The online documentation has a getting-started guide that will help you get started with the library.
The online documentation has articles, code examples etc. that let you overview the various parts of the library and understand how they all connect to each other.
The online documentation is currently iOS-specific. To generate documentation for other platforms, open the package in Xcode, select a simulator then run
KeyboardKit is localized in 60 keyboard-specific locales (read more):
KeyboardKit comes packed features to help you build amazing and powerful keyboards:
💥Actions - KeyboardKit comes with keyboard actions like characters, emojis, actions, custom ones etc. 🎨Appearance - KeyboardKit comes with an appearance engine that lets you easily style your keyboards. 💡Autocomplete - KeyboardKit can present autocomplete suggestions as the user types. 🗯Callouts - KeyboardKit can show input callouts, as well as long press callouts with secondary actions. 😊Emojis - KeyboardKit defines emojis and emoji categories that you can use in your own keyboards. ⌨️External Keyboards - KeyboardKit lets you detect whether or not an external keyboard is used. 👋Feedback - KeyboardKit keyboards can give and haptic feedback feedback as the user types. 👆Gestures - KeyboardKit comes with keyboard-specific gestures that you can use in your own keyboards. 🔤Input - KeyboardKit supports creating
symbolicand custom input sets.
💱Layout - KeyboardKit supports creating keyboard layouts for various devices, locales etc. ⌨️Keyboard - KeyboardKit supports keyboard types like
alphabertic, can inspect a keyboard's state etc.
🌐Locales- KeyboardKit defines keyboard-specific locales with localized content and assets. 👁Previews - KeyboardKit defines a bunch of tools that simplify previewing keyboard views in SwiftUI. ➡️Proxy - KeyboardKit defines a bunch of extensions to
🚏Routing - KeyboardKit lets you route text to other destinations than the main app. ⬅️RTL - KeyboardKit supports RTL (right-to-left) locales, such as Arabic, Persian, Kurdish etc. ⚙️Settings - KeyboardKit has tools for accessing and linking to an app's keyboard settings. 🎨Styles - KeyboardKit defines a bunch of styles that simplify customizing the look of various components.
KeyboardKit Pro extends KeyboardKit with pro features, such as additional locales, autocomplete engines, more extensions, additional views etc. It lets you create fully localized system keyboards with a single line of code.

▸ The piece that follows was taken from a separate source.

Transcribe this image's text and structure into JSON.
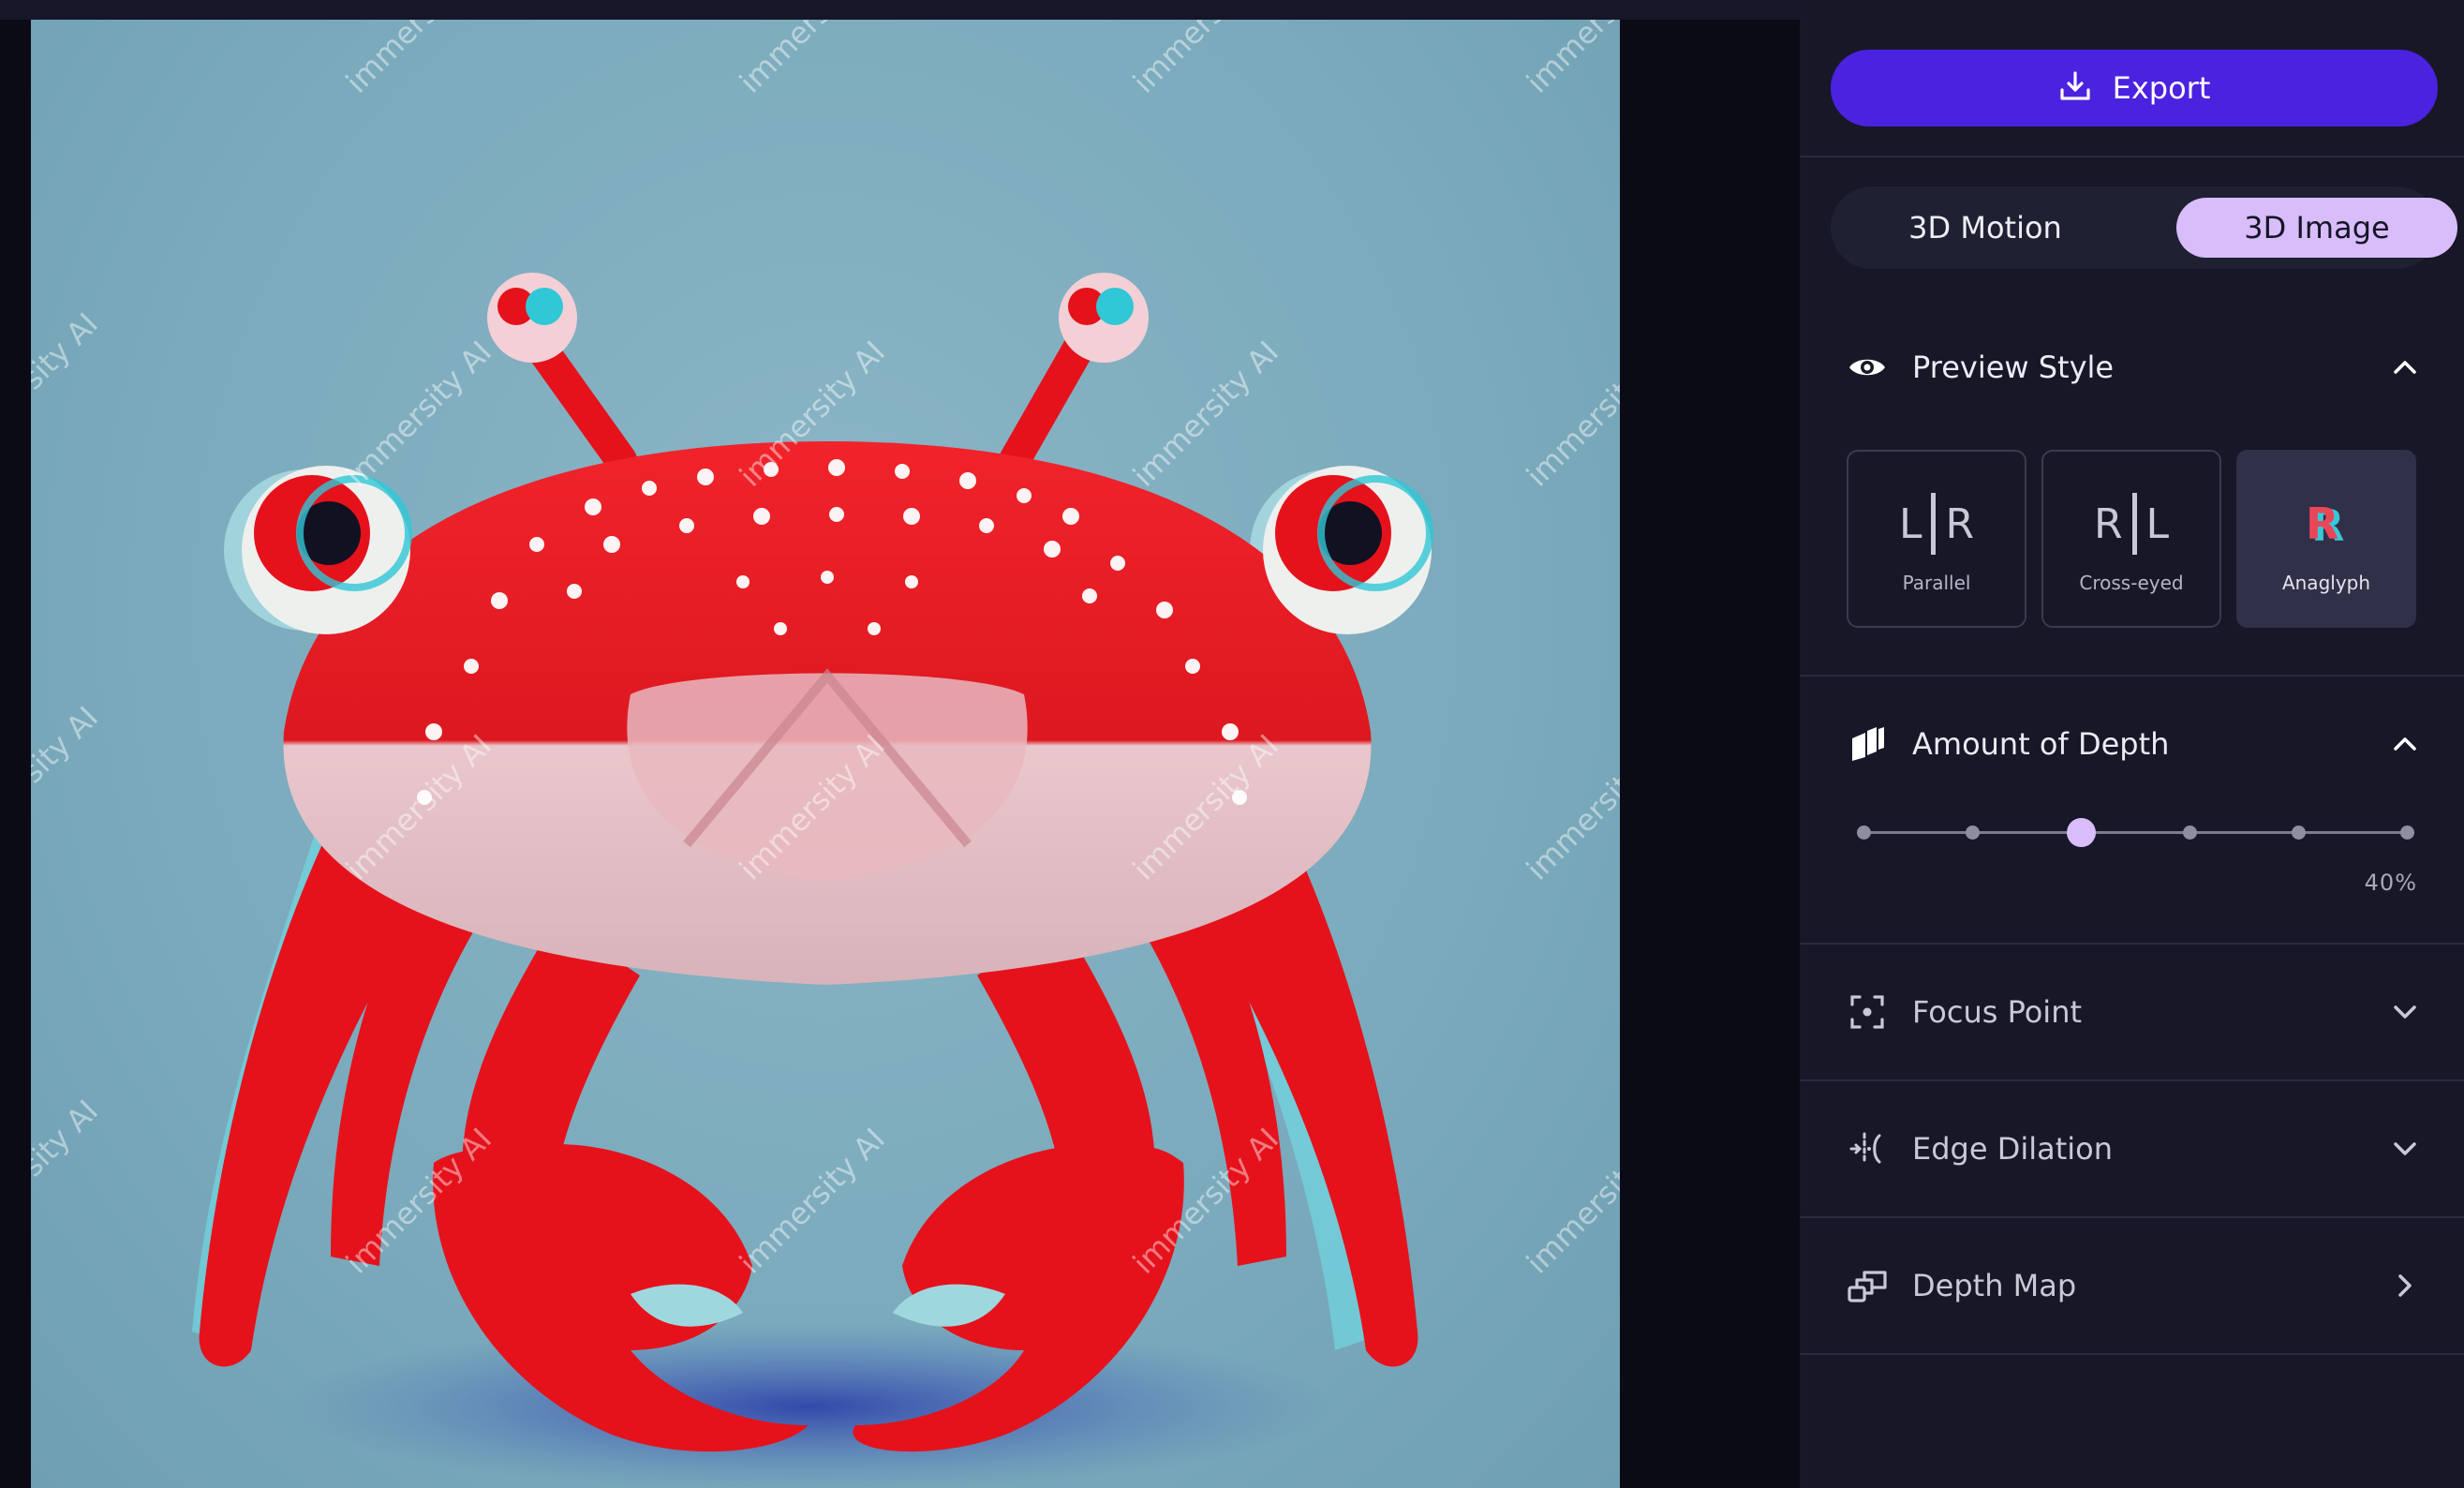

This project contains a
Demo folder with three demo apps that lets you try out KeyboardKit.
Demo uses KeyboardKit and lets you type in a light and dark text field. It has three keyboards:
SystemKeyboardwith the standard, English locale.
SystemKeyboardwith custom, unicode-based inputs.
Customhas a completely custom input sets and keyboard layout.
ProDemo uses KeyboardKit Pro and supports all keyboard locales, LTR and RTL, autocomplete etc. It has two keyboards:
System LTRhas a
SystemKeyboardwith all left-to-right locales.
System RTLhas a
SystemKeyboardwith all right-to-left locales.
Just open and run any of these projects, then enable the keyboards you want to try under System Settings.
Note that you need to enable full access to try some features, like audio and haptic feedback.
KeyboardKit is trusted and proudly sponsored by the following companies:
Feel free to reach out if you have questions or if you want to contribute in any way:
KeyboardKit is available under the MIT license. See the LICENSE file for more info.